My first real loss is a doozy. Someone on Instagram messaged me last week saying, “Welcome to the club nobody wants to be a part of,” and boy oh boy does that ring true. Now I get it. And it’s awful. I wish I didn’t get it. For those of you who have lost a parent, or any prominent figure in your life, I’m so sorry. So tremendously sorry. I see you, and I hear you, and I am hugging you.
I know that time will bring understanding and even meaning to this, but I also know I’m not ready yet. I’m still in the muck, in the dirty, painful, icky, and black process of grief and loss. It has me by the throat. Going through it all to get to the other side is vital, but my god, it hurts. I just wasn’t ready. I can’t even look at photos of my stepdad yet or even say his name.
In the beginning, I suppose grief and loss are like that. An open wound that hurts and seeps blood. Eventually, it’ll heal into a scar, reminding you of your loss, but it’s always there. It’ll never go away. Your world is now changed forever, and you have no control over your situation, only your reaction.
Meanwhile, my reaction right currently teeters between sobbing like a toddler and screaming like a teenager. This is all. So. Fucking. Unfair.
On the other hand, I guess that’s the funny thing about grief and loss. You have no say in it whatsoever. You can try and fight it, you can pretend you’re okay, you can distract yourself, but it’ll seep out of you anyway. It’s impossible to master, like cupping water in your hands. Grief will spill over no matter what, and you can either fight it or surrender. But the pain, oh god, the pain. It’s unimaginable. Just make it stop.
These hot, sticky emotions have trapped me. Stuck in New Zealand, a world away from my mom and family, the guilt eats away at me every minute of every day. In short, I would have flown back to Virginia in a heartbeat, but I can’t. I literally can’t.
Experiencing loss during a pandemic that has brought the world to a standstill is just another knife in the heart. It’s undoubtedly made trying to cope with the sudden loss of a parent even crueler.
How do you cope with loss?
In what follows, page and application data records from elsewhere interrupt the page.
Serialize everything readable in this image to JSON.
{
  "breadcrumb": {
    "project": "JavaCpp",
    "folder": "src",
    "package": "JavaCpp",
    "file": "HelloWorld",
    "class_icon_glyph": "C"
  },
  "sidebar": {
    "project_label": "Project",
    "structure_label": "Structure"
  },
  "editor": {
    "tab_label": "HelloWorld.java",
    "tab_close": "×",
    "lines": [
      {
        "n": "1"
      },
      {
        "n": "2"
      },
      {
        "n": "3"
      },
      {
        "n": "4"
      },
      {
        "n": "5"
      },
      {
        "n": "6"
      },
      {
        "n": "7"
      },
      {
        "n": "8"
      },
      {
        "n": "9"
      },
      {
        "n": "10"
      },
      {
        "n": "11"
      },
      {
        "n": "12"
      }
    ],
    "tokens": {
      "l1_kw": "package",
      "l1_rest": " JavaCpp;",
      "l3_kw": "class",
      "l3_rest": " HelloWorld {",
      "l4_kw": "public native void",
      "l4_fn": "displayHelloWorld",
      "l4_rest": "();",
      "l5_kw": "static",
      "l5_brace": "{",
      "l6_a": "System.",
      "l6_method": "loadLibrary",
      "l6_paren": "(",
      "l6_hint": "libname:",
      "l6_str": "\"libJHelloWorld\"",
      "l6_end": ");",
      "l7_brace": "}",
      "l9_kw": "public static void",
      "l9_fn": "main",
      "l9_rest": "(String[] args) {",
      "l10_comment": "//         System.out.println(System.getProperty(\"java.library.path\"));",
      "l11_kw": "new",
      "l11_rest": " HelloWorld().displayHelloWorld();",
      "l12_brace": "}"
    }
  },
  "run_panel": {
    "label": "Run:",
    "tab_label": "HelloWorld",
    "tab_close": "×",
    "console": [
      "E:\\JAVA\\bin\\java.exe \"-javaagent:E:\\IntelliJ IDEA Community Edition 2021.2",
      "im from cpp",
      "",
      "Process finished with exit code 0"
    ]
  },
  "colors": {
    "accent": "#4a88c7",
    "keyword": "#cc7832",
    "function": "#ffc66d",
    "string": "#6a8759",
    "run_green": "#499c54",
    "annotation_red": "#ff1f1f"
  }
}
Tell me, how do you endure this pain? And above all, how the fuck do you move on?
29 Comments on “Experiencing grief and loss at literally the worst time ever”
I am so, so sorry for your loss. It is not comparable at all but I am going through a breakup with the person I thought was the one, and my best friend’s advice was to just feel all the feelings and cry all the tears, because you won’t cry forever, and you will get through it, even when it feels like you won’t. Pushing it aside or trying to be okay or trying to be “strong” and not feel it won’t help anything, and it is okay to feel and cry and rage and do whatever you need to do to get through these first weeks. And from the loss of my grandparents, I remember that grief also coming in waves, and sometimes they’ll consume you, and other times they will ebb. And in the moments they ebb, perhaps you can do one tiny thing to take care of yourself, whether it’s a good meal or your favorite song or a shower, etc.
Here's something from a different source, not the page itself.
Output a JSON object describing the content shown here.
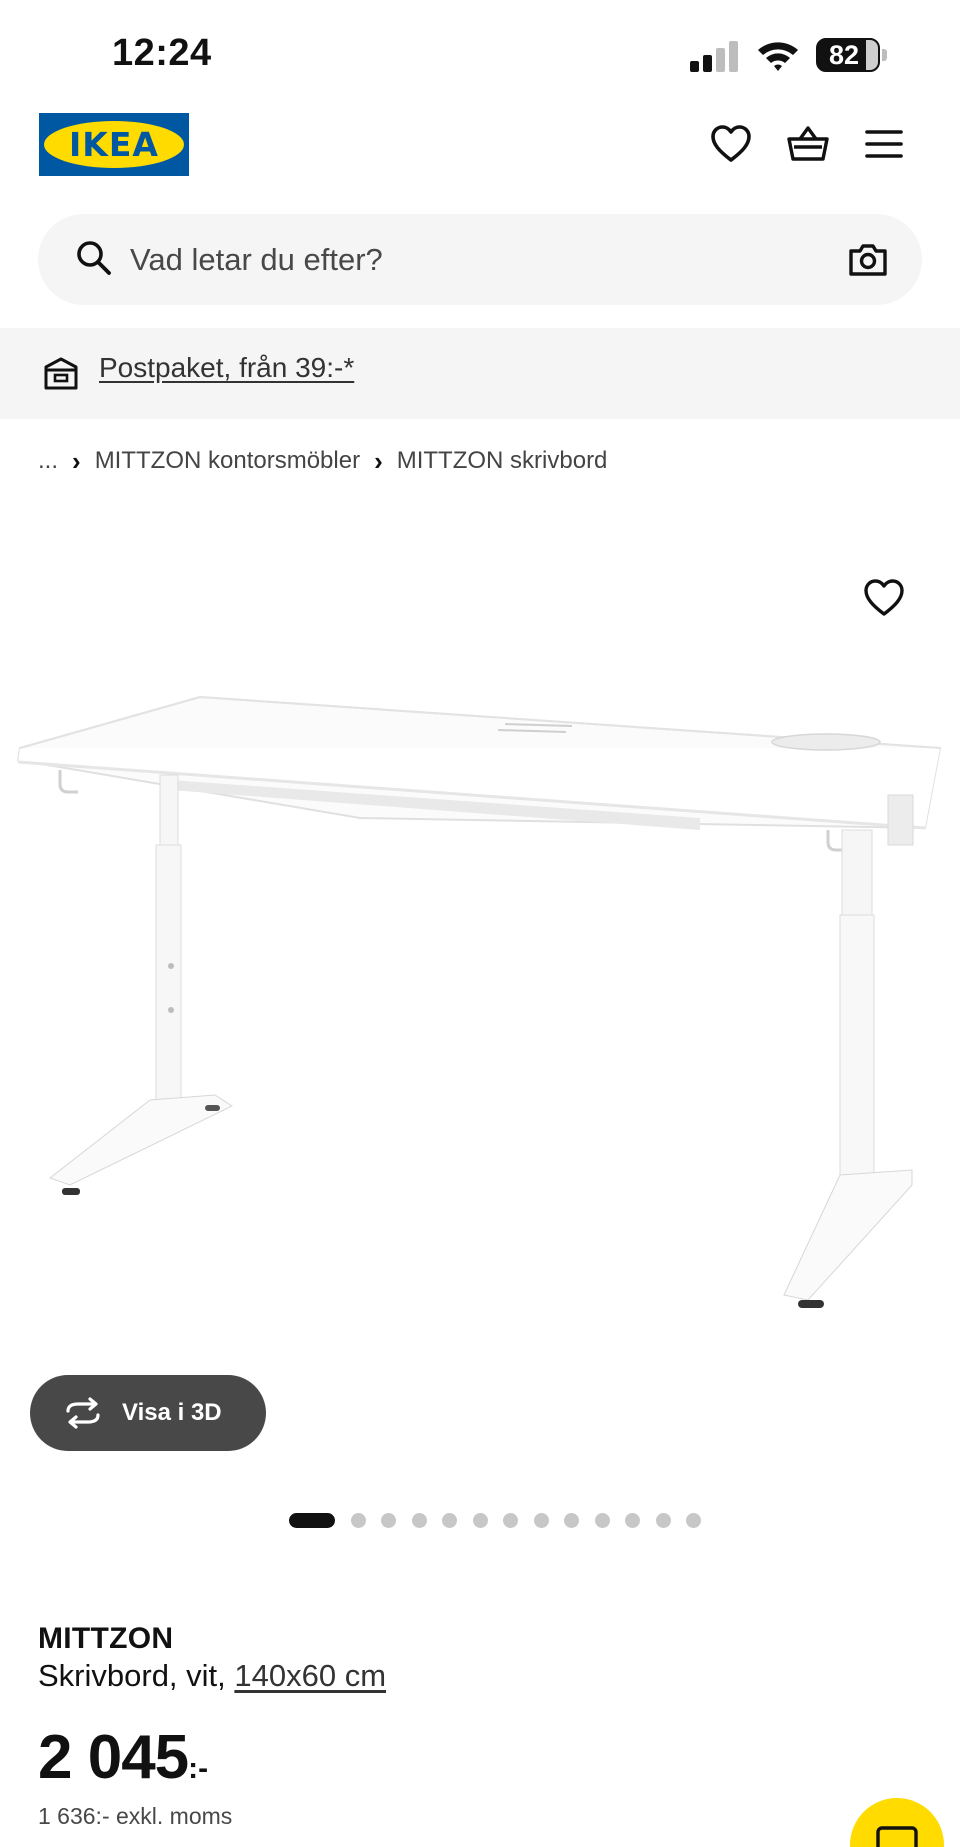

thank you that means a lot, I’m so sorry you’ve suffered too.
Midwife of the Soul by Elena Mikhalkova. My grandmother once gave me a tip: In difficult times, you move forward in small steps. Do what you have to do, but little by little. Don’t think about the future, or what happens tomorrow. Wash the dishes. Remove the dust. Write a letter. Make a soup. You see? You are advancing step by step. Take a step and stop. Rest a little. Praise yourself. Take another step. You won’t notice, but your steps will grow more and more. And the time will come when you can think about the future without crying.
thank you that helps so much
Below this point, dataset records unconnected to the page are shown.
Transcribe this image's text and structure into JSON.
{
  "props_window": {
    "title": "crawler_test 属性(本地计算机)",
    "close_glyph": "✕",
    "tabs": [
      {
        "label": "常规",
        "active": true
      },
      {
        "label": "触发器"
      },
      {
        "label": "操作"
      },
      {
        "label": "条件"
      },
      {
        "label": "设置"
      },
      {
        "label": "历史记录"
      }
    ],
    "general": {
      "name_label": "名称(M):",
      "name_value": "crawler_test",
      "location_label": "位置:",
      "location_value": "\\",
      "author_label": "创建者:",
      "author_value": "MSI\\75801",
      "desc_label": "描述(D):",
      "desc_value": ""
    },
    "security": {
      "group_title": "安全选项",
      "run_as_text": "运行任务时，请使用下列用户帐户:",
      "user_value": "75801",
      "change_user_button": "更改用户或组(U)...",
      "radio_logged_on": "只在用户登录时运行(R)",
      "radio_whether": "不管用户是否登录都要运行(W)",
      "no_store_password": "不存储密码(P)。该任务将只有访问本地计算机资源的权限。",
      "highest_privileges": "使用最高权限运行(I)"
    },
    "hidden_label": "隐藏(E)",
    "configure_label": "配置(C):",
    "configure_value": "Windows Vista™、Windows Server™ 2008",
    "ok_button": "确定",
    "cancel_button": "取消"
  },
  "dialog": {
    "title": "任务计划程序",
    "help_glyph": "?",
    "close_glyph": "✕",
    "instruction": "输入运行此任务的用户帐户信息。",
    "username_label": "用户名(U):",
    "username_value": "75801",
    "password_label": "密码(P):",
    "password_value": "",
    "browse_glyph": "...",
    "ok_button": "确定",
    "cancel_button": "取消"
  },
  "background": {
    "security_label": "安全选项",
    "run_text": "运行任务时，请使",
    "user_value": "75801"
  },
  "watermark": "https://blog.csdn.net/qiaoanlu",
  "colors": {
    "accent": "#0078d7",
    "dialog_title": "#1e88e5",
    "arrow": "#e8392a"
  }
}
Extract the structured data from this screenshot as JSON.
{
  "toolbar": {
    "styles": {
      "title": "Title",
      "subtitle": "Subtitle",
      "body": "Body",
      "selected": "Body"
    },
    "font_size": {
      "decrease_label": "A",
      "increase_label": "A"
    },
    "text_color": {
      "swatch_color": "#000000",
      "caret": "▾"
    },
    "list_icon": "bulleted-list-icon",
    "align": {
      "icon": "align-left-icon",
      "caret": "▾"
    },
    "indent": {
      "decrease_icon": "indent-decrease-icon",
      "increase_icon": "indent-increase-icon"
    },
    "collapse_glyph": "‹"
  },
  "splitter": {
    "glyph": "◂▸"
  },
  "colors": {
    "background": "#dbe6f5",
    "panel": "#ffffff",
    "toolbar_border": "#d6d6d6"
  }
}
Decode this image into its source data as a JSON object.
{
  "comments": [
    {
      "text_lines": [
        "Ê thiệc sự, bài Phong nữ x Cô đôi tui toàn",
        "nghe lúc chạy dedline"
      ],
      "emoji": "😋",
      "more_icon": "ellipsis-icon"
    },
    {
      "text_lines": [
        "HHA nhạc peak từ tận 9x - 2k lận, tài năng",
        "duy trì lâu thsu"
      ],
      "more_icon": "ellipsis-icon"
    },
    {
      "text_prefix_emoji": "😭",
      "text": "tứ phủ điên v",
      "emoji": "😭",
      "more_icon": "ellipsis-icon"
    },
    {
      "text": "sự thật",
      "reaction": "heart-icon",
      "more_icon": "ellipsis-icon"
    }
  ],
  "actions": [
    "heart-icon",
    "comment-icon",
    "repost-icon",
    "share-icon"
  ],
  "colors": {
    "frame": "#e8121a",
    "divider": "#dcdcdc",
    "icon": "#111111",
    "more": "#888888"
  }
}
This is my worst fear as an expat, too. Ride the waves for the days, weeks and months, keeping in mind that the pain will dull with time. Stay strong ❤
I am so sorry for your loss. In grief, you find words don’t express what you need them to. At my parents funerals, i heard the standard platitudes, and you realise they have a comfort in their familiarity. Keep yourself safe, there isn’t a right or wrong in how you will grieve, this is your path.